Happy New Year! And Now, The Best Of Game Front In 2013
Xbox One: The Gift That Kept on Giving
Perhaps the most fun we had this year came courtesy of Microsoft, which gave itself an epic, self-inflicted black eye during the E3 cycle with the unveiling of a new console that contained loads of anti-consumer features. Microsoft chose to promote Xbox One via a combination of obstinately ignoring customer opinion and giving tone-deaf reactions to real concerns. It then spent the summer quietly walking all of that back after the reaction it received was as hostile as anything we’ve seen since Mass Effect 3. As we watched Microsoft gradually began to reverse course from the arrogance it displayed in June, we also delivered some of Game Front’s strongest work.
Xbox One: Early Troubling Rumbles
When reports began to surface in April that Xbox One would, among other things, require a persistent Internet connection, we laid into the absurdity of that requirement by revisiting an article from 2012. In short, the US and much of the world lacks the infrastructure needed for always-online to work, and that’s not even getting into the numerous socioeconomic barriers to such a scheme.
Of course, once Xbox One was officially unveiled, we learned the new console was designed to be even worse than we thought. As part of our coverage of that fustercluck, Ron Whitaker explained why the console’s attempt to destroy used gaming was a terrible idea.
Don Mattrick’s departure from Xbox

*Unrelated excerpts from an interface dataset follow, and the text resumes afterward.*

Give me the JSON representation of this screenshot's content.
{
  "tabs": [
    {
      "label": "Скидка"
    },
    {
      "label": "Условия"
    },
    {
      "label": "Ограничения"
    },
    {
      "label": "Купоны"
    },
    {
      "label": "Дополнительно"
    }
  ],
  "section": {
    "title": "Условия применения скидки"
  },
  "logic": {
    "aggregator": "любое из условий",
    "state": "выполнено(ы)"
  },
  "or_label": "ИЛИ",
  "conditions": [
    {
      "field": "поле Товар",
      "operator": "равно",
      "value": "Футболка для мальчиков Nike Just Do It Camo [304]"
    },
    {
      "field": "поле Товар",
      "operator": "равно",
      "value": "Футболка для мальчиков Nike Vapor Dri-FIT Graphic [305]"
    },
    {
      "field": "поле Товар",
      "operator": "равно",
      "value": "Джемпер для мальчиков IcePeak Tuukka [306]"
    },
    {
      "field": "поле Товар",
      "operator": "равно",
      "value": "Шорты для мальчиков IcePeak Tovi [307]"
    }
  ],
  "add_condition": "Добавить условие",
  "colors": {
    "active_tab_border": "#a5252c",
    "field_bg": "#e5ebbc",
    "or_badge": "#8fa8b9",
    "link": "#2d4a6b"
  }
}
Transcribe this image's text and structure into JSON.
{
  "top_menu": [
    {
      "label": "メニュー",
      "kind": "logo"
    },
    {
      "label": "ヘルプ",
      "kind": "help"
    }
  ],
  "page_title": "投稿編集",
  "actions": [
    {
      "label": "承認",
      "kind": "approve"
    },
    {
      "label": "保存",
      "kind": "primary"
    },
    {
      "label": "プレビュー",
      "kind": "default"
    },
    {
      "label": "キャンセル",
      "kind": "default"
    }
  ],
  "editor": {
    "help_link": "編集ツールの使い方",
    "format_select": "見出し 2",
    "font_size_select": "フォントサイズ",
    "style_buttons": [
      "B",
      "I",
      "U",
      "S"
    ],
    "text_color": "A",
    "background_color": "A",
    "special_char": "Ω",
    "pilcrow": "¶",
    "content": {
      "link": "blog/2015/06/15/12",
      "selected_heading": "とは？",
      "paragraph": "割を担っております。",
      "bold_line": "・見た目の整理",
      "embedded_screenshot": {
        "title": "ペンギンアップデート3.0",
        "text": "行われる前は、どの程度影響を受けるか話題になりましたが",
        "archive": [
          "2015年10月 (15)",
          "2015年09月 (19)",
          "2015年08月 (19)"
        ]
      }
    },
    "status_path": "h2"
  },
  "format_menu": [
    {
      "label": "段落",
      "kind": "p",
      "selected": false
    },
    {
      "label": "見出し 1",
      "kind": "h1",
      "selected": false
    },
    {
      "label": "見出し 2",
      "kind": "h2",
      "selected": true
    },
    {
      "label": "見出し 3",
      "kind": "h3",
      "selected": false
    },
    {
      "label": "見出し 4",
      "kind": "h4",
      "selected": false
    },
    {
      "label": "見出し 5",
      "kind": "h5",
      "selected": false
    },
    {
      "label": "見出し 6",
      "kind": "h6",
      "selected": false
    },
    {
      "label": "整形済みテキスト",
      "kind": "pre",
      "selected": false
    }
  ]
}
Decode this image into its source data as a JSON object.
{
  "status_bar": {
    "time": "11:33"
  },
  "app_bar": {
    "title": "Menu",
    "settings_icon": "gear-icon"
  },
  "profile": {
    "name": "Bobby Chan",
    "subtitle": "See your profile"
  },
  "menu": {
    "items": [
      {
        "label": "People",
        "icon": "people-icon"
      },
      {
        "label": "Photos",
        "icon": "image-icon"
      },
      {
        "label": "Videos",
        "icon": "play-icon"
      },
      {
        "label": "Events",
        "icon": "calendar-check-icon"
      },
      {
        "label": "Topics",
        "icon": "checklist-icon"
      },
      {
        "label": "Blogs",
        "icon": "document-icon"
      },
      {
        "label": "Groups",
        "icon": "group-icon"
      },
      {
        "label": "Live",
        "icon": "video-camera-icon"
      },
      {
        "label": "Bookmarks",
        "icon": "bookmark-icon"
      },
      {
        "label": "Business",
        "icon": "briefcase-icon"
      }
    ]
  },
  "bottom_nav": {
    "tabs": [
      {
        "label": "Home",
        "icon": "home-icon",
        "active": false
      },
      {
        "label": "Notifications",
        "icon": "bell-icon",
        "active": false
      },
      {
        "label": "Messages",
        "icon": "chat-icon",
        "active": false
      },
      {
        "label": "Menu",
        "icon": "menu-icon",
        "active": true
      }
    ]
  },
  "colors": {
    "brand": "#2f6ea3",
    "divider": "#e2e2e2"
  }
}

In the month between the reveal of Xbox One and Microsoft’s embarrassing E3 appearance, Microsoft President of the Interactive Business Don Mattrick became the face of the company’s tone-deaf approach and the focus of derision and, occasionally, outrage from the gaming community and even the US Military. It therefore wasn’t a total shock when his departure from the company was announced less than one month after E3.
Read our coverage of the drama: Don Mattrick Leaves Microsoft to Become Zynga CEO; Steve Ballmer on Don Mattrick’s Departure, Xbox One Strategy
Microsoft Reverses Course On Xbox One Policies. A lot.
Of course, the biggest Xbox One story unfolded after E3 and Mattrick’s depature, as one by one, the most obnoxious, anti-consumer policies baked into Xbox One were gradually removed. This was great news for consumers, but it also generated a fierce debate among the gaming community.
For our part, early on we took aim at the absurd suggestion that by acquiescing to clear consumer demand, Microsoft had hurt the industry.
Read it here: No, Xbox One’s DRM Reversal Didn’t Doom the Industry here.
After a couple of more reversals, Phil Hornshaw raised the interesting concern that the company’s sudden and frequent backtracking suggests a less than trustworthy relationship with its customers.
And finally, after Microsoft revealed that Kinect could be deactivated without bricking Xbox One, we examined three possibilities for the company’s next big 180, and tried to predict which was the most likely one. SPOILER ALERT: we actually picked the wrong one.
Read it here: So, What Will The Next Xbox One Reversal Be?